Tom Linebarger is both the CEO and the Chairman of Cummins, which is an American corporation that specializes in the production of engines and related products. In recent times, he has been one of the numerous figures who have spoken out against President Donald Trump's trade tariffs. Here are 10 things that you may or may not have known about Tom Linebarger:
1. Full Name Is Norman Thomas Linebarger
Linebarger's full name is Norman Thomas Linebarger. Presumably, he picked up Tom as a nickname at some point in time, which he found to be more suitable for day-to-day use than Norman.
2. Norman Means Northman
Norman is a name that means "Northman." Some people might be familiar with the name because of the Normans, who were Norse who settled in what would become the French region of Normandy. Moreover, the Normans were the ones who took over Anglo-Saxon England by beating an exhausted Harold and his muster at the Battle of Hastings in 1066.
3. Tom Means Twin
Tom comes from Thomas. As for Thomas, it is a Biblical name of Aramaic origin that means "twin." There are some people who think that this means that St. Thomas had a twin, but if so, there is no real consensus on who that might be.
4. Linebarger Is an Americanization
Linebarger is an excellent example of a name that was Americanized. In its case, it is the Americanization of various German names based on villages in various German-speaking regions named for lime trees. Some of the people who came to the United Times in earlier times chose to Americanize their names for the purpose of blending in better.
5. Interested in Management from the Start
It is clear that Linebarger has been interested in management for a long time. After all, when he was getting his bachelor's degree, he didn't just study mechanical engineering but also management engineering, which can be summed up as the application of management in the context of engineering. Besides this, Linebarger has a pair of master's degrees, one of which is for Manufacturing Systems while the other is for Business Administration.
6. Spent Most of His Career at Cummins
Linebarger has had other roles at other companies. However, he has spent the bulk of his career at the corporation, which has seen him rise up through the ranks. For example, it is amusing to note that there was a time when he was an intern at Cummins.
7. Sees Trade Tariffs As a Mistake
Unsurprisingly, President Donald Trump's trade tariffs have not been met with a great deal of enthusiasm from significant swathes of the business world. After all, a lot of modern businesses are founded on free trade, meaning that such a huge change would be expensive to adjust to even if they stood to benefit from the change. Many leading businesspeople have spoken out against, with Linebarger being one of them.
8. Believes that Cummins Can Compete On Even Grounds
Part of Linebarger's opposition to the trade tariffs is based on his belief that Cummins can compete with any of its competitors so long as the business environment is fair for it. As far as he is concerned, Cummins's expertise, experience, and equipment enable it to make outstanding products that can sell well to foreign buyers, meaning that trade tariffs are hindering rather than helping them. This is particularly true because the United States's use of trade tariffs has not been particularly predictable, thus making it that much more difficult for companies to plan around them.

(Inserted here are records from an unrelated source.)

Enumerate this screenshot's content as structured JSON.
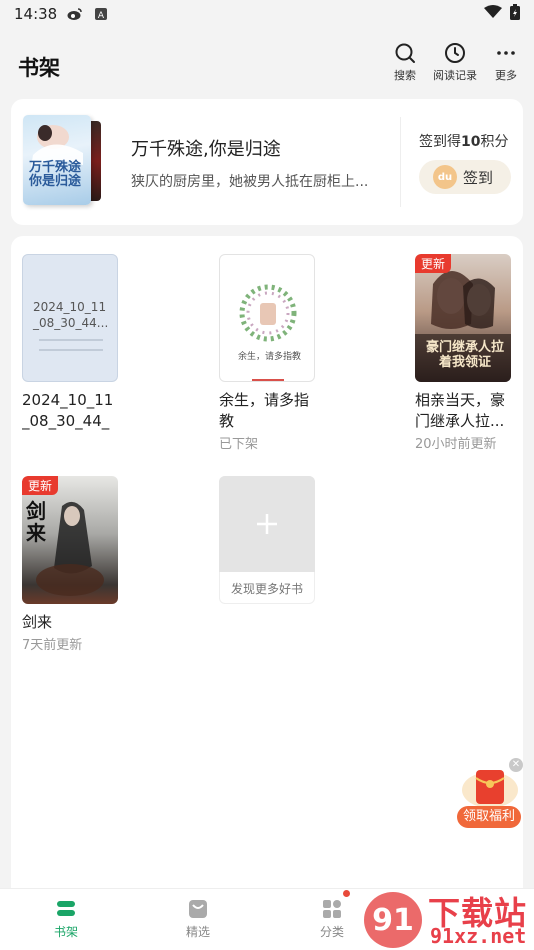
{
  "status_bar": {
    "time": "14:38"
  },
  "header": {
    "title": "书架",
    "search_label": "搜索",
    "history_label": "阅读记录",
    "more_label": "更多"
  },
  "featured": {
    "book_title": "万千殊途,你是归途",
    "description": "狭仄的厨房里，她被男人抵在厨柜上...",
    "cover_text": "万千殊途你是归途",
    "signin_prefix": "签到得",
    "signin_points": "10",
    "signin_suffix": "积分",
    "signin_button": "签到",
    "coin_text": "du"
  },
  "shelf": {
    "books": [
      {
        "title": "2024_10_11_08_30_44_1...",
        "cover_text": "2024_10_11_08_30_44...",
        "sub": "",
        "badge": ""
      },
      {
        "title": "余生，请多指教",
        "cover_text": "余生，请多指教",
        "sub": "已下架",
        "badge": ""
      },
      {
        "title": "相亲当天，豪门继承人拉...",
        "cover_text": "豪门继承人拉着我领证",
        "sub": "20小时前更新",
        "badge": "更新"
      },
      {
        "title": "剑来",
        "cover_text": "剑来",
        "sub": "7天前更新",
        "badge": "更新"
      }
    ],
    "add_more": "发现更多好书"
  },
  "float_gift": {
    "label": "领取福利"
  },
  "tabbar": {
    "items": [
      {
        "label": "书架"
      },
      {
        "label": "精选"
      },
      {
        "label": "分类"
      }
    ]
  },
  "watermark": {
    "main": "下载站",
    "site": "91xz.net",
    "logo": "91"
  },
  "colors": {
    "accent": "#1aa567",
    "badge": "#e83a2e",
    "gift": "#f0683a"
  }
}
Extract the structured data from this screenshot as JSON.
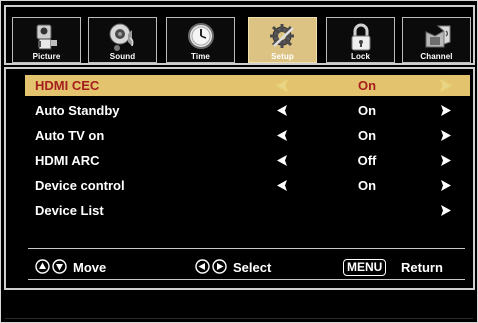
{
  "tabs": [
    {
      "label": "Picture",
      "icon": "camera-icon"
    },
    {
      "label": "Sound",
      "icon": "sound-icon"
    },
    {
      "label": "Time",
      "icon": "clock-icon"
    },
    {
      "label": "Setup",
      "icon": "setup-gear-icon",
      "selected": true
    },
    {
      "label": "Lock",
      "icon": "lock-icon"
    },
    {
      "label": "Channel",
      "icon": "channel-tv-icon"
    }
  ],
  "settings": [
    {
      "label": "HDMI CEC",
      "value": "On",
      "highlighted": true
    },
    {
      "label": "Auto Standby",
      "value": "On"
    },
    {
      "label": "Auto TV on",
      "value": "On"
    },
    {
      "label": "HDMI ARC",
      "value": "Off"
    },
    {
      "label": "Device control",
      "value": "On"
    },
    {
      "label": "Device List",
      "value": ""
    }
  ],
  "footer": {
    "move": "Move",
    "select": "Select",
    "menu_key": "MENU",
    "return": "Return"
  },
  "colors": {
    "highlight_bg": "#e3c36d",
    "highlight_text": "#a51e1e",
    "selected_tab": "#dcc384"
  }
}
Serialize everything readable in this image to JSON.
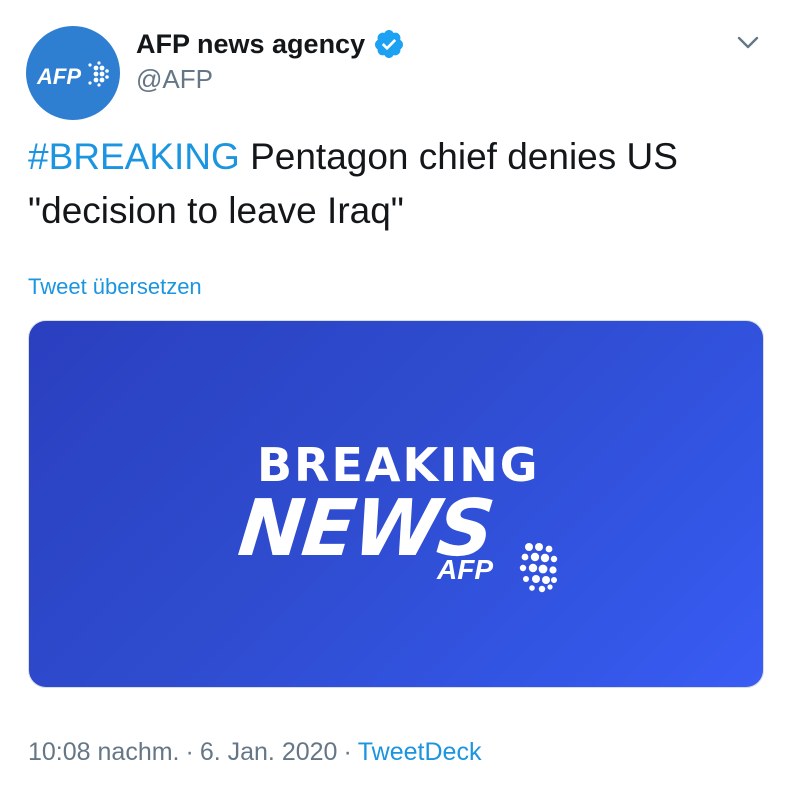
{
  "author": {
    "display_name": "AFP news agency",
    "handle": "@AFP",
    "verified": true,
    "avatar_logo_text": "AFP"
  },
  "tweet": {
    "hashtag": "#BREAKING",
    "text": "Pentagon chief denies US \"decision to leave Iraq\""
  },
  "actions": {
    "translate_label": "Tweet übersetzen",
    "menu_icon": "chevron-down-icon"
  },
  "media": {
    "line1": "BREAKING",
    "line2": "NEWS",
    "logo_text": "AFP"
  },
  "meta": {
    "time": "10:08 nachm.",
    "separator": "·",
    "date": "6. Jan. 2020",
    "source": "TweetDeck"
  },
  "colors": {
    "link": "#1b95e0",
    "avatar_bg": "#2e7fd1",
    "media_bg": "#2f4ccf",
    "muted": "#657786",
    "verified": "#1da1f2"
  }
}
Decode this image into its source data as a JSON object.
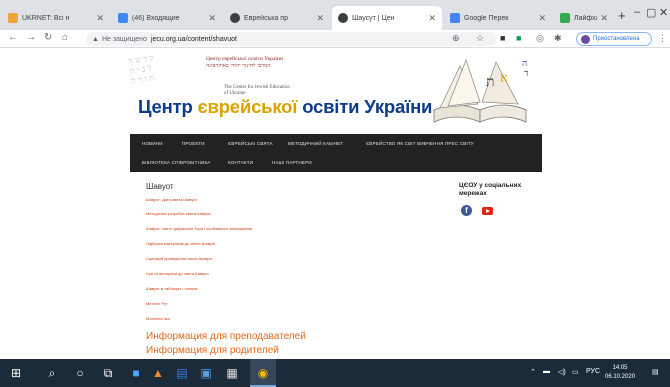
{
  "browser": {
    "tabs": [
      {
        "title": "UKRNET: Всі н",
        "favicon_color": "#f2a33a",
        "active": false
      },
      {
        "title": "(46) Входящие",
        "favicon_color": "#3f87f5",
        "active": false
      },
      {
        "title": "Еврейська пр",
        "favicon_color": "#3c4043",
        "active": false
      },
      {
        "title": "Шаусут | Цен",
        "favicon_color": "#3c4043",
        "active": true
      },
      {
        "title": "Google Перек",
        "favicon_color": "#4285f4",
        "active": false
      },
      {
        "title": "Лайфхаки вс",
        "favicon_color": "#34a853",
        "active": false
      }
    ],
    "new_tab": "+",
    "address": {
      "status": "Не защищено",
      "url": "jecu.org.ua/content/shavuot"
    },
    "profile_label": "Приостановлена"
  },
  "site": {
    "org_name_ua": "Центр єврейської освіти України",
    "org_name_he": "המרכז לחינוך יהודי באוקראינה",
    "org_name_en_1": "The Center for Jewish Education",
    "org_name_en_2": "of Ukraine",
    "title_part1": "Центр ",
    "title_highlight": "єврейської",
    "title_part2": " освіти України",
    "nav": [
      "Новини",
      "Проекти",
      "Єврейські свята",
      "Методичний кабінет",
      "Єврейство як світ вивчення прес світу",
      "Бібліотека співробітника",
      "Контакти",
      "Наші партнери"
    ],
    "content_title": "Шавуот",
    "links": [
      "Шавуот: Дата свята Шавуот",
      "Методична розробка свята Шавуот",
      "Шавуот: свято дарування Тори і особливості святкування",
      "Підборка матеріалів до свята Шавуот",
      "Сценарій проведення свята Шавуот",
      "Ігри та вікторини до свята Шавуот",
      "Шавуот в таблицях і схемах",
      "Мегілат Рут",
      "Молочна їжа"
    ],
    "big_links": [
      "Информация для преподавателей",
      "Информация для родителей"
    ],
    "social_title": "ЦЄОУ у соціальних мережах",
    "facebook_glyph": "f"
  },
  "taskbar": {
    "tray_lang": "РУС",
    "time": "14:05",
    "date": "06.10.2020"
  },
  "colors": {
    "title_blue": "#0d3c8a",
    "title_gold": "#d9a400",
    "nav_bg": "#222222",
    "link_orange": "#d04010"
  }
}
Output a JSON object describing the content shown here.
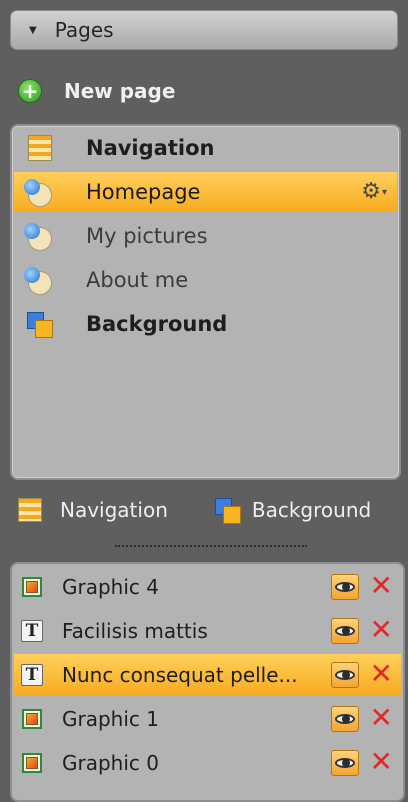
{
  "header": {
    "title": "Pages",
    "arrow": "▼"
  },
  "new_page": {
    "label": "New page",
    "icon_glyph": "+"
  },
  "pages": [
    {
      "label": "Navigation",
      "icon": "navigation-icon",
      "bold": true,
      "selected": false
    },
    {
      "label": "Homepage",
      "icon": "page-icon",
      "bold": false,
      "selected": true
    },
    {
      "label": "My pictures",
      "icon": "page-icon",
      "bold": false,
      "selected": false
    },
    {
      "label": "About me",
      "icon": "page-icon",
      "bold": false,
      "selected": false
    },
    {
      "label": "Background",
      "icon": "background-icon",
      "bold": true,
      "selected": false
    }
  ],
  "page_settings": {
    "gear": "⚙",
    "caret": "▾"
  },
  "tools": {
    "navigation_label": "Navigation",
    "background_label": "Background"
  },
  "layers": [
    {
      "label": "Graphic 4",
      "type": "graphic",
      "selected": false
    },
    {
      "label": "Facilisis mattis",
      "type": "text",
      "selected": false
    },
    {
      "label": "Nunc consequat pelle...",
      "type": "text",
      "selected": true
    },
    {
      "label": "Graphic 1",
      "type": "graphic",
      "selected": false
    },
    {
      "label": "Graphic 0",
      "type": "graphic",
      "selected": false
    }
  ],
  "layer_icons": {
    "text_glyph": "T",
    "delete_glyph": "✕"
  },
  "colors": {
    "selection": "#f9b529",
    "panel": "#b3b3b3",
    "background": "#5f5f5f",
    "delete": "#e02a2a"
  }
}
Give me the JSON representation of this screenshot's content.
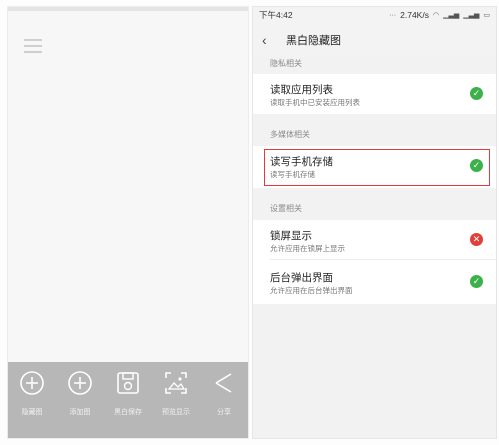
{
  "left_toolbar": {
    "items": [
      {
        "icon": "plus-circle-icon",
        "label": "隐藏图"
      },
      {
        "icon": "plus-circle-icon",
        "label": "添加图"
      },
      {
        "icon": "save-icon",
        "label": "黑白保存"
      },
      {
        "icon": "image-frame-icon",
        "label": "预览显示"
      },
      {
        "icon": "share-icon",
        "label": "分享"
      }
    ]
  },
  "statusbar": {
    "time": "下午4:42",
    "speed": "2.74K/s"
  },
  "header": {
    "title": "黑白隐藏图"
  },
  "sections": [
    {
      "label": "隐私相关"
    },
    {
      "label": "多媒体相关"
    },
    {
      "label": "设置相关"
    }
  ],
  "items": [
    {
      "title": "读取应用列表",
      "subtitle": "读取手机中已安装应用列表",
      "status": "allowed"
    },
    {
      "title": "读写手机存储",
      "subtitle": "读写手机存储",
      "status": "allowed"
    },
    {
      "title": "锁屏显示",
      "subtitle": "允许应用在锁屏上显示",
      "status": "denied"
    },
    {
      "title": "后台弹出界面",
      "subtitle": "允许应用在后台弹出界面",
      "status": "allowed"
    }
  ],
  "colors": {
    "allowed": "#3bb14a",
    "denied": "#e0403a",
    "highlight": "#e23b3b",
    "toolbar": "#b7b7b7"
  }
}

9. Wants Tough Regulations for His Industry
Linebarger has stated that he wants tougher environmental regulations for his industry. This is because he is a proponent of corporate sustainability, which is a trend that has been becoming more and more popular for both ethical and practical reasons.
10. Wants Regulations to Be Clear and Science-Based
With that said, Linebarger does have standards for what he wants when it comes to new regulations for his industry. In short, they have to be clear, enforceable, and science-based. This makes sense because clarity makes for a less problematic business environment, while enforceable is necessary because unenforceable regulations have no real teeth. As for science-based, well, suffice to say that if the regulations aren't working as desired, then they are failing to produce the desired results.
Written by Garrett Parker
Read more posts by Garrett Parker